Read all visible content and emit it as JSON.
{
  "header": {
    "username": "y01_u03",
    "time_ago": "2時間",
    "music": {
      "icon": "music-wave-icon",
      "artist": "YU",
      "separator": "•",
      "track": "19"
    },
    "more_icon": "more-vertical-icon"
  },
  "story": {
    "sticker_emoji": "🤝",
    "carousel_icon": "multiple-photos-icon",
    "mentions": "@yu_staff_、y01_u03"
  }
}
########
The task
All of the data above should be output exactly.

Task output
Read all visible content and emit it as JSON.
{
  "header": {
    "username": "y01_u03",
    "time_ago": "2時間",
    "music": {
      "icon": "music-wave-icon",
      "artist": "YU",
      "separator": "•",
      "track": "19"
    },
    "more_icon": "more-vertical-icon"
  },
  "story": {
    "sticker_emoji": "🤝",
    "carousel_icon": "multiple-photos-icon",
    "mentions": "@yu_staff_、y01_u03"
  }
}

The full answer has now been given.